  1. Asthma

Asthma occurs when a person’s airways become inflamed, narrow and swell, producing extra mucus which makes it difficult to breathe. Asthma can be minor or it can interfere with daily activities. In some cases, it may lead to a life-threatening attack. Older people are susceptible to asthma and it can worsen when people have a cold or the flu. Managing your asthma is extremely important, as it can be a life-threatening condition.

  1. Diabetes

The elderly are susceptible to developing diabetes, which is a life-long condition caused when the pancreas stop producing enough insulin. Type 2 diabetes is a growing problem among the older population and a larger proportion of newly diagnosed diabetics are from the older generation. To help avoid the disease, doctors advise strictly following three things – healthy eating, losing weight, and regular exercise.

  1. Osteoporosis
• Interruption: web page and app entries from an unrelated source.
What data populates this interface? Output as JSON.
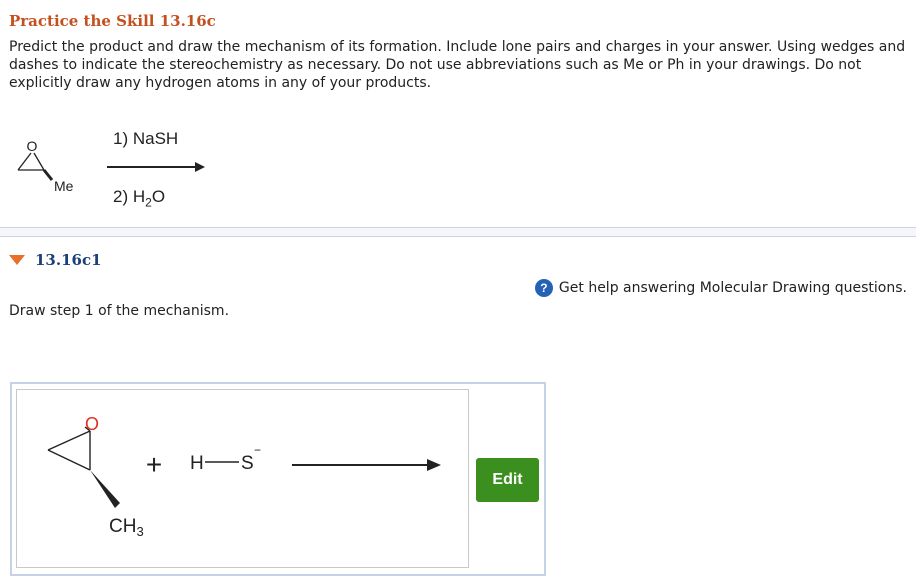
{
  "header": {
    "title": "Practice the Skill 13.16c",
    "instructions": "Predict the product and draw the mechanism of its formation. Include lone pairs and charges in your answer. Using wedges and dashes to indicate the stereochemistry as necessary. Do not use abbreviations such as Me or Ph in your drawings. Do not explicitly draw any hydrogen atoms in any of your products."
  },
  "reaction": {
    "reagent_step1": "1) NaSH",
    "reagent_step2_prefix": "2) H",
    "reagent_step2_sub": "2",
    "reagent_step2_suffix": "O",
    "epoxide_oxygen": "O",
    "methyl_label": "Me"
  },
  "subpart": {
    "title": "13.16c1",
    "help_icon_glyph": "?",
    "help_text": "Get help answering Molecular Drawing questions.",
    "prompt": "Draw step 1 of the mechanism."
  },
  "drawing": {
    "oxygen": "O",
    "plus": "+",
    "h_atom": "H",
    "s_atom": "S",
    "charge": "−",
    "ch3_main": "CH",
    "ch3_sub": "3"
  },
  "edit_button": {
    "label": "Edit"
  },
  "colors": {
    "title": "#c4501f",
    "subtitle": "#1a3f7a",
    "oxygen": "#e0301e",
    "edit_button": "#3a8f1e",
    "help_icon": "#2462b5"
  }
}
Osteoporosis makes the bones weak and brittle. The body constantly absorbs and replaces bone tissue, but with osteoporosis, new bone creation doesn’t keep up with old bone removal. This leads to a higher risk of fracture injuries. Women are more at risk of the condition because they lose bone density rapidly in the first few years after going through menopause. Medication can help strengthen bones. In addition, many people take calcium and vitamin D supplements to maintain bone health. Weight-bearing and muscle-strengthening exercises are advised by doctors to combat the condition.

  1. Parkinson’s Disease

Parkinson’s disease is a chronic and progressive condition which damages and affects parts of the brain. The condition is most common in middle-aged and elderly people. Parkinson's often starts with a tremor in one hand. Other symptoms are slow movement, stiffness and loss of balance. Currently, there is no cure for Parkinson’s disease. There are treatments available which can help to reduce the main symptoms and allow those affected to maintain their quality of life for as long as possible.

  1. Stroke

Strokes are particularly common among older people. Having a stroke can be life-threatening if you don’t seek medical attention right away. It’s very important to know the signs and symptoms of a stroke. Symptoms of stroke include trouble walking, speaking and understanding, as well as paralysis or numbness of the face, arm or leg.

  1. Heart Disease

Another one of the common diseases in old age is heart disease. This can include heart attacks, narrowing of the heart arteries leading to chest pains (called angina) or weakening of the heart muscle called heart failure. Whatever the condition may be, once heart disease sets in, individuals will find it a lot more difficult to perform exercise and regular activities. Risk factors like high blood pressure, diabetes, high cholesterol and a family history of heart disease are associated with heart disease.

  1. Dementia

Dementia is a progressive disorder that affects memory and overall brain function. It is more common in older people, affecting around 1 in 14 people over 65. This increases to 1 in 6 people over the age of 80. The most common and well-known kind of dementia is Alzheimer’s disease. Vascular dementia is another type of dementia that develops as a result of a stroke or blood vessel deterioration. The best way to prevent this as we get older is to stay physically and mentally active.

  1. Deep Vein Thrombosis

Deep vein thrombosis is a blood clot in your deep veins, most commonly in one of your legs. This condition is most common in people over the age of 40, and can also lead to further complications, including pulmonary embolism. This is a serious condition because blood clots can loosen and lodge in the lungs. Leg pain or swelling may occur, but there may be no symptoms. There are a number of factors which can increase your risk of DVT, including being inactive for longer periods of time, obesity, blood vessel damage and a family history of blood blots.

Author's Bio: 

The author of this article is a professional having years of experience in the field of Digital Marketing and currently associated with Proxgy. The author is an expert in writing on virtual travel, online video shopping and Digital marketing topics.